Of course, aesthetics produced on the margins of power are often fetishized and appropriated by cultural producers operating nearer to the center, awarded value as an “authentic” other and often, thus, stripped of the agency to self-affirm this value. A recent artist book by Blunt, “Cîroc Boyz: vol 1,” comprised exclusively of VIP nightclub receipts often running into the tens of thousands, pinpoints an uneasy awareness and complicity within this cultural bind, on the part of the institution as much as the artist – who here is profiting from whom?

It is in historicizing rather than answering this question that Blunt’s work becomes most incisive. In one corner of the tent, easily missed, was a round, red Comic Relief (a UK charity) sticker that read “Buy British.” A recording of Craig David announcing “This makes me proud to be British” as he won the MOBO (Music of Black Origin) award for Best R&B Act in 2000 is sampled for three and a half minutes during the opening track of Dean Blunt’s latest album (released under the name Babyfather), “BBF: Hosted by DJ Escrow” (Hyperdub, 2016). Through the clouds of Blunt’s irony and evasiveness, one thing is clear: to be recognized as an artist in the UK (not least a black artist) – a state that built, and continues to establish, wealth and power upon the genocide of those it perceives as other – ignites a politics surrounding a wider institutional complicity: that of the modern conflation of identity with the nation state. This is a problem that much transcends art, and a growing list of news tragedies this year attests to the violence and instability mired in this equation. That Blunt seeds this conversation in the art world, however, provides vital opposition to a prevailing mood of globetrotting celebrated in the fair and biennale circuit: the ability to buy out of Britishness (or any nationalism) is as problematic a consumer desire as that of buying British, and is dependent upon significantly more access. A part of me can’t help but ask, not least in a grow tent in Peckham: what does a green alternative look like?

“Dean Blunt: W44VEY,” Arcadia Missa, London, May 20 – June 25, 2016.
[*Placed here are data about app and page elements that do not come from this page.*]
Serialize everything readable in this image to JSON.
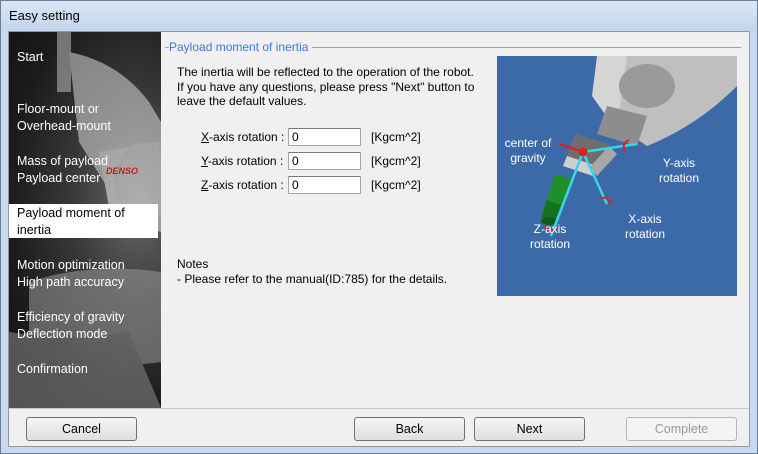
{
  "window": {
    "title": "Easy setting"
  },
  "sidebar": {
    "items": [
      {
        "lines": [
          "Start",
          ""
        ],
        "active": false
      },
      {
        "lines": [
          "Floor-mount or",
          "Overhead-mount"
        ],
        "active": false
      },
      {
        "lines": [
          "Mass of payload",
          "Payload center"
        ],
        "active": false
      },
      {
        "lines": [
          "Payload moment of",
          "inertia"
        ],
        "active": true
      },
      {
        "lines": [
          "Motion optimization",
          "High path accuracy"
        ],
        "active": false
      },
      {
        "lines": [
          "Efficiency of gravity",
          "Deflection mode"
        ],
        "active": false
      },
      {
        "lines": [
          "Confirmation",
          ""
        ],
        "active": false
      }
    ],
    "robot_logo_text": "DENSO"
  },
  "section": {
    "title": "Payload moment of inertia"
  },
  "description": {
    "lines": [
      "The inertia will be reflected to the operation of the robot.",
      "If you have any questions, please press \"Next\" button to",
      "leave the default values."
    ]
  },
  "fields": [
    {
      "axis_letter": "X",
      "label_rest": "-axis rotation :",
      "value": "0",
      "unit": "[Kgcm^2]"
    },
    {
      "axis_letter": "Y",
      "label_rest": "-axis rotation :",
      "value": "0",
      "unit": "[Kgcm^2]"
    },
    {
      "axis_letter": "Z",
      "label_rest": "-axis rotation :",
      "value": "0",
      "unit": "[Kgcm^2]"
    }
  ],
  "notes": {
    "heading": "Notes",
    "text": "- Please refer to the manual(ID:785) for the details."
  },
  "diagram": {
    "center_label": [
      "center of",
      "gravity"
    ],
    "y_label": [
      "Y-axis",
      "rotation"
    ],
    "x_label": [
      "X-axis",
      "rotation"
    ],
    "z_label": [
      "Z-axis",
      "rotation"
    ],
    "bg_color": "#3c6aa8",
    "axis_color": "#35d8e8",
    "accent_color": "#e02020"
  },
  "buttons": {
    "cancel": "Cancel",
    "back": "Back",
    "next": "Next",
    "complete": "Complete"
  }
}
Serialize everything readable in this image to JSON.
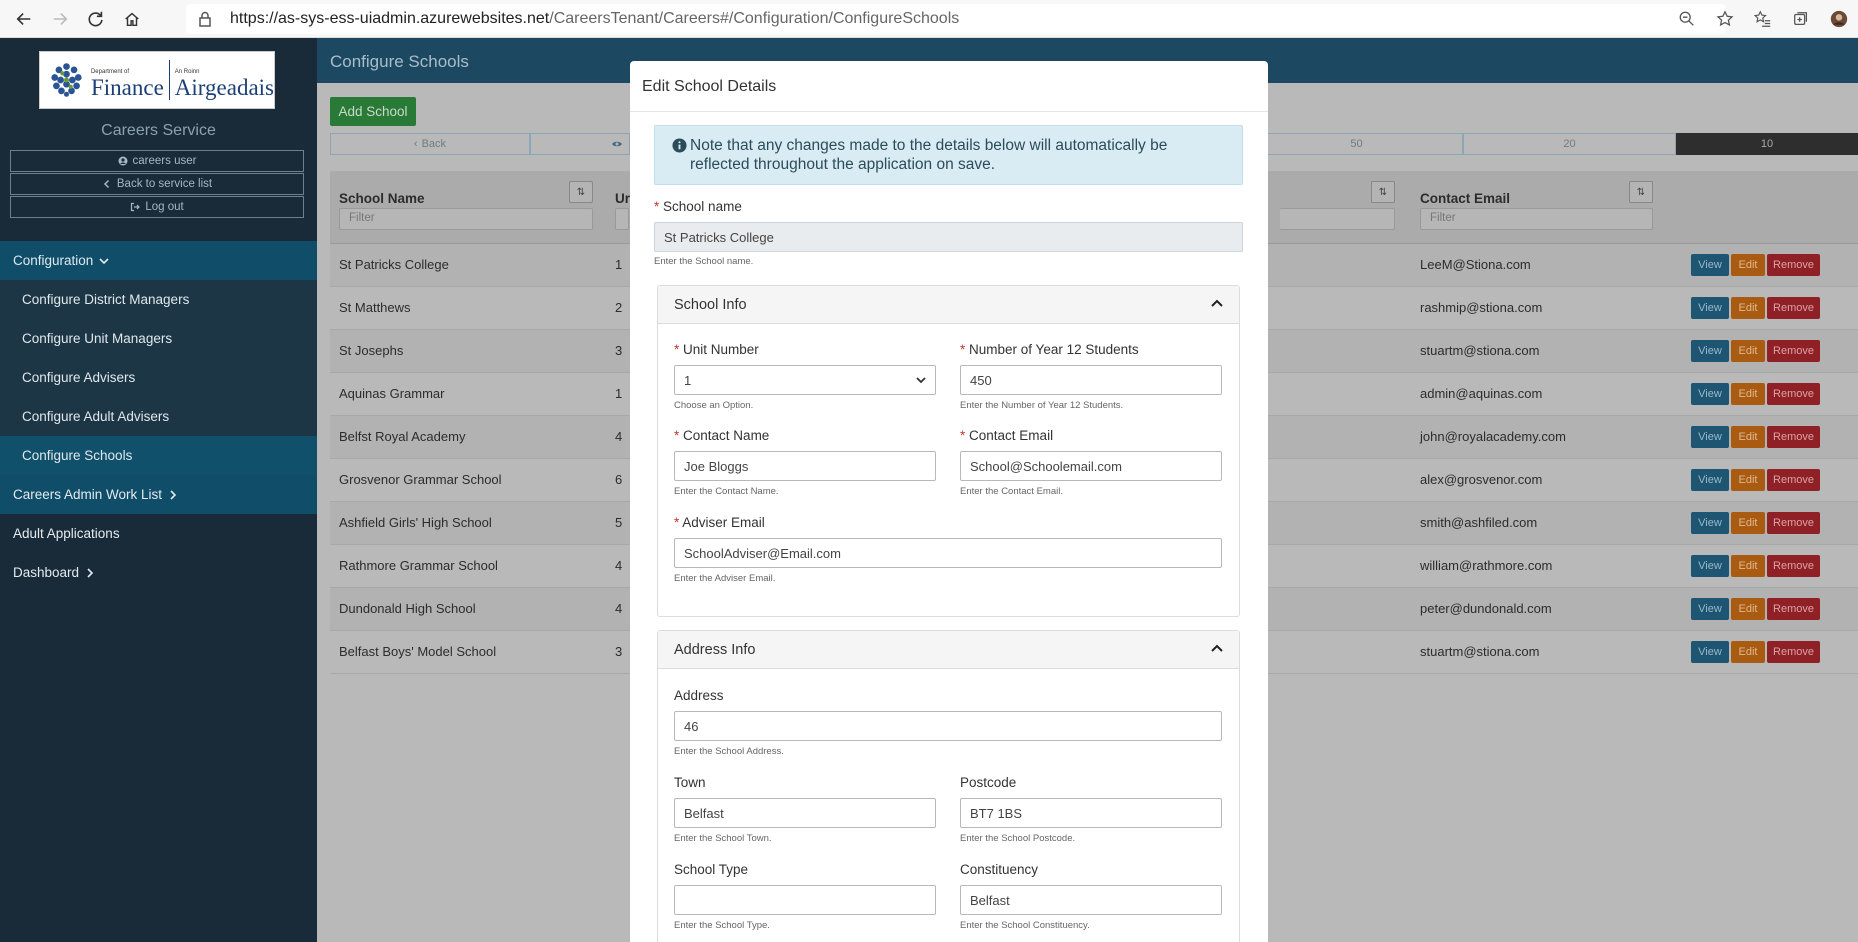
{
  "browser": {
    "url_host": "https://as-sys-ess-uiadmin.azurewebsites.net",
    "url_path": "/CareersTenant/Careers#/Configuration/ConfigureSchools"
  },
  "sidebar": {
    "logo_dept_small": "Department of",
    "logo_dept_big": "Finance",
    "logo_roinn_small": "An Roinn",
    "logo_roinn_big": "Airgeadais",
    "service_title": "Careers Service",
    "user_name": "careers user",
    "back_link": "Back to service list",
    "logout": "Log out",
    "menu": [
      {
        "label": "Configuration"
      },
      {
        "label": "Configure District Managers"
      },
      {
        "label": "Configure Unit Managers"
      },
      {
        "label": "Configure Advisers"
      },
      {
        "label": "Configure Adult Advisers"
      },
      {
        "label": "Configure Schools"
      },
      {
        "label": "Careers Admin Work List"
      },
      {
        "label": "Adult Applications"
      },
      {
        "label": "Dashboard"
      }
    ]
  },
  "main": {
    "page_title": "Configure Schools",
    "add_button": "Add School",
    "pager": {
      "back": "Back",
      "p50": "50",
      "p20": "20",
      "p10": "10"
    },
    "columns": {
      "school_name": "School Name",
      "unit": "Ur",
      "contact_email": "Contact Email",
      "filter_placeholder": "Filter"
    },
    "actions": {
      "view": "View",
      "edit": "Edit",
      "remove": "Remove"
    },
    "rows": [
      {
        "name": "St Patricks College",
        "unit": "1",
        "email": "LeeM@Stiona.com"
      },
      {
        "name": "St Matthews",
        "unit": "2",
        "email": "rashmip@stiona.com"
      },
      {
        "name": "St Josephs",
        "unit": "3",
        "email": "stuartm@stiona.com"
      },
      {
        "name": "Aquinas Grammar",
        "unit": "1",
        "email": "admin@aquinas.com"
      },
      {
        "name": "Belfst Royal Academy",
        "unit": "4",
        "email": "john@royalacademy.com"
      },
      {
        "name": "Grosvenor Grammar School",
        "unit": "6",
        "email": "alex@grosvenor.com"
      },
      {
        "name": "Ashfield Girls' High School",
        "unit": "5",
        "email": "smith@ashfiled.com"
      },
      {
        "name": "Rathmore Grammar School",
        "unit": "4",
        "email": "william@rathmore.com"
      },
      {
        "name": "Dundonald High School",
        "unit": "4",
        "email": "peter@dundonald.com"
      },
      {
        "name": "Belfast Boys' Model School",
        "unit": "3",
        "email": "stuartm@stiona.com"
      }
    ]
  },
  "modal": {
    "title": "Edit School Details",
    "note": "Note that any changes made to the details below will automatically be reflected throughout the application on save.",
    "school_name_label": "School name",
    "school_name_value": "St Patricks College",
    "school_name_hint": "Enter the School name.",
    "school_info_title": "School Info",
    "unit_number_label": "Unit Number",
    "unit_number_value": "1",
    "unit_number_hint": "Choose an Option.",
    "year12_label": "Number of Year 12 Students",
    "year12_value": "450",
    "year12_hint": "Enter the Number of Year 12 Students.",
    "contact_name_label": "Contact Name",
    "contact_name_value": "Joe Bloggs",
    "contact_name_hint": "Enter the Contact Name.",
    "contact_email_label": "Contact Email",
    "contact_email_value": "School@Schoolemail.com",
    "contact_email_hint": "Enter the Contact Email.",
    "adviser_email_label": "Adviser Email",
    "adviser_email_value": "SchoolAdviser@Email.com",
    "adviser_email_hint": "Enter the Adviser Email.",
    "address_info_title": "Address Info",
    "address_label": "Address",
    "address_value": "46",
    "address_hint": "Enter the School Address.",
    "town_label": "Town",
    "town_value": "Belfast",
    "town_hint": "Enter the School Town.",
    "postcode_label": "Postcode",
    "postcode_value": "BT7 1BS",
    "postcode_hint": "Enter the School Postcode.",
    "school_type_label": "School Type",
    "school_type_value": "",
    "school_type_hint": "Enter the School Type.",
    "constituency_label": "Constituency",
    "constituency_value": "Belfast",
    "constituency_hint": "Enter the School Constituency.",
    "required_mark": "*"
  }
}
[1]Francisco Garcia, “Reflecting on the Pranks of Dean Blunt, the Greatest Piss-Taker in British Music,”
[2]Bubblegum, a strain of marijuana.
[3]Kathy Acker, “All Girls Together,” in: The Guardian, May 3, 1997.